* To do: Lines containing the word "title" are to be copied from the data below.

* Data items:
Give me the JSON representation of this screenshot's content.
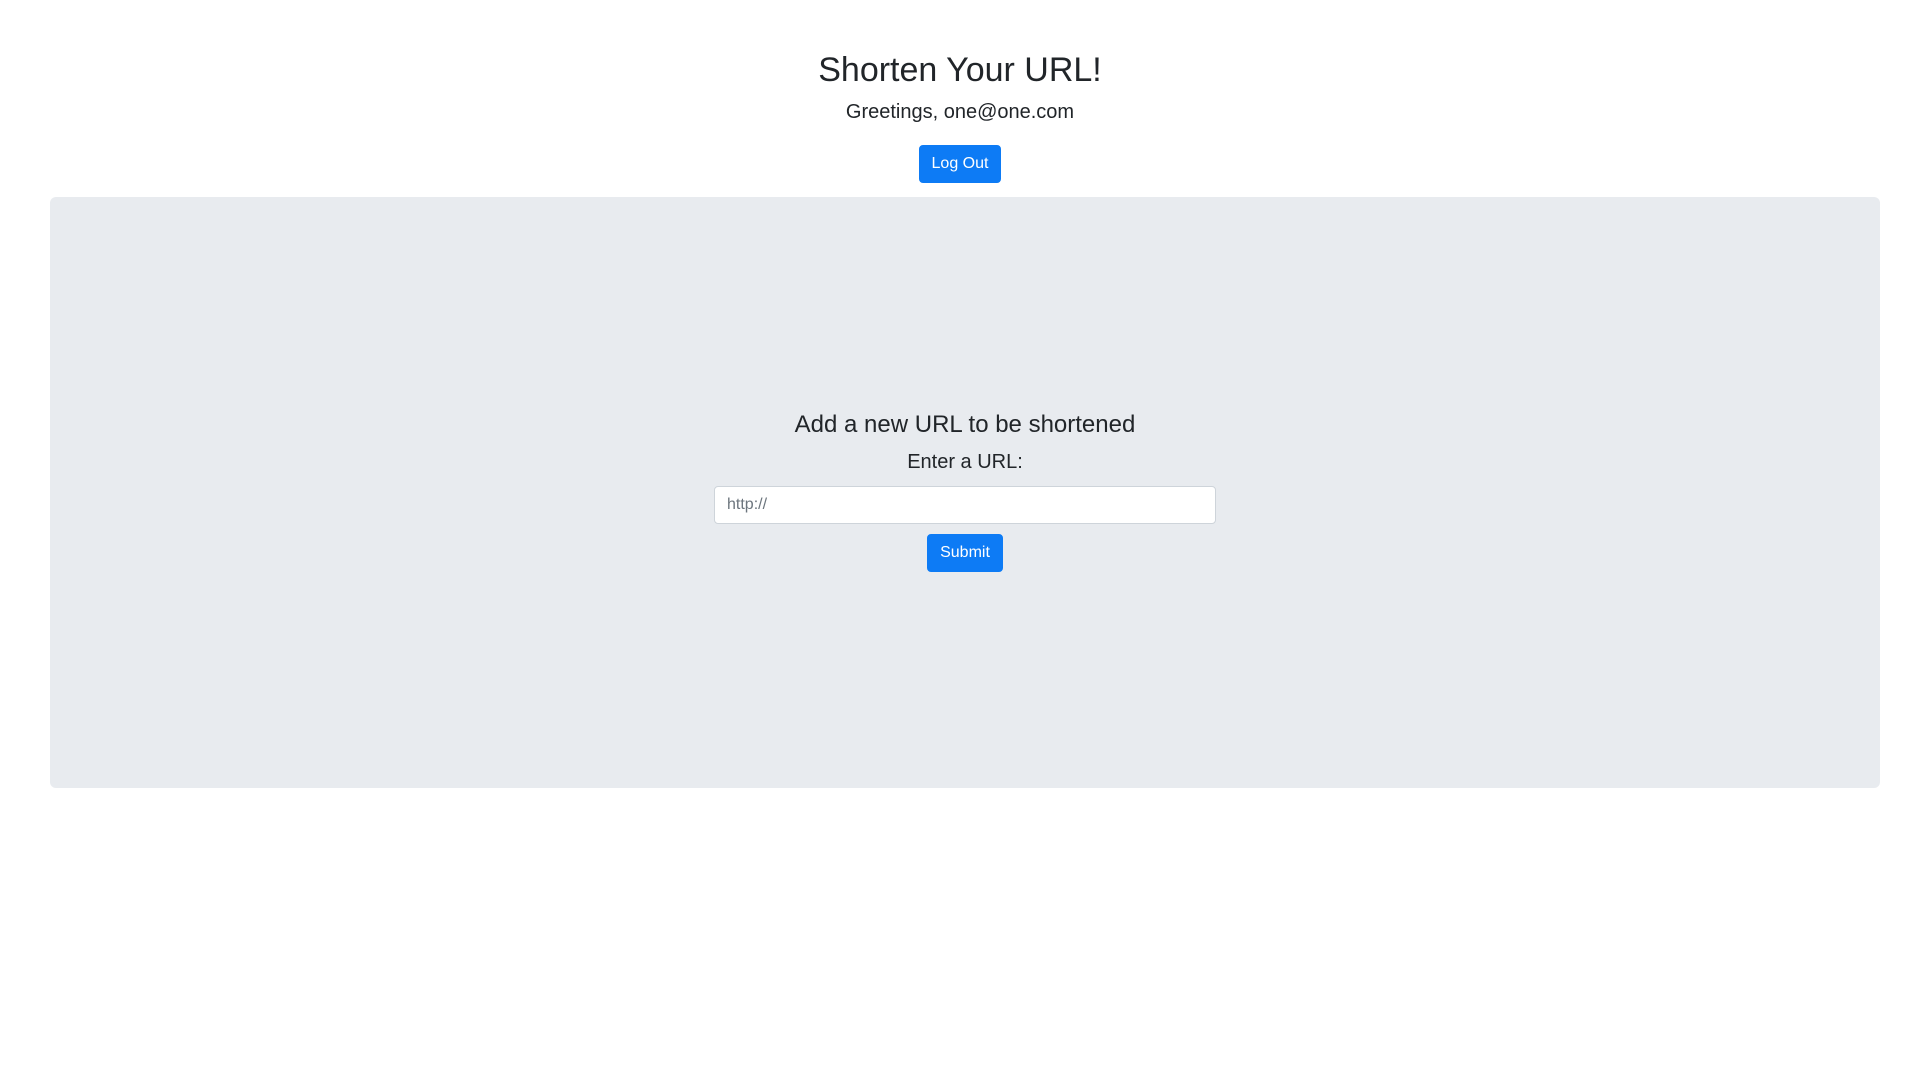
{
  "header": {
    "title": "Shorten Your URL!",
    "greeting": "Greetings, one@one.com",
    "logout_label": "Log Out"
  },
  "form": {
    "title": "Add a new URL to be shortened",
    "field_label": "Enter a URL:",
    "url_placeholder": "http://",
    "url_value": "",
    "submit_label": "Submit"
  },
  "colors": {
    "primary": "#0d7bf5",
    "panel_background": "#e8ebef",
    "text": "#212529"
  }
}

* Task solution:
    "title": "Shorten Your URL!",
    "title": "Add a new URL to be shortened",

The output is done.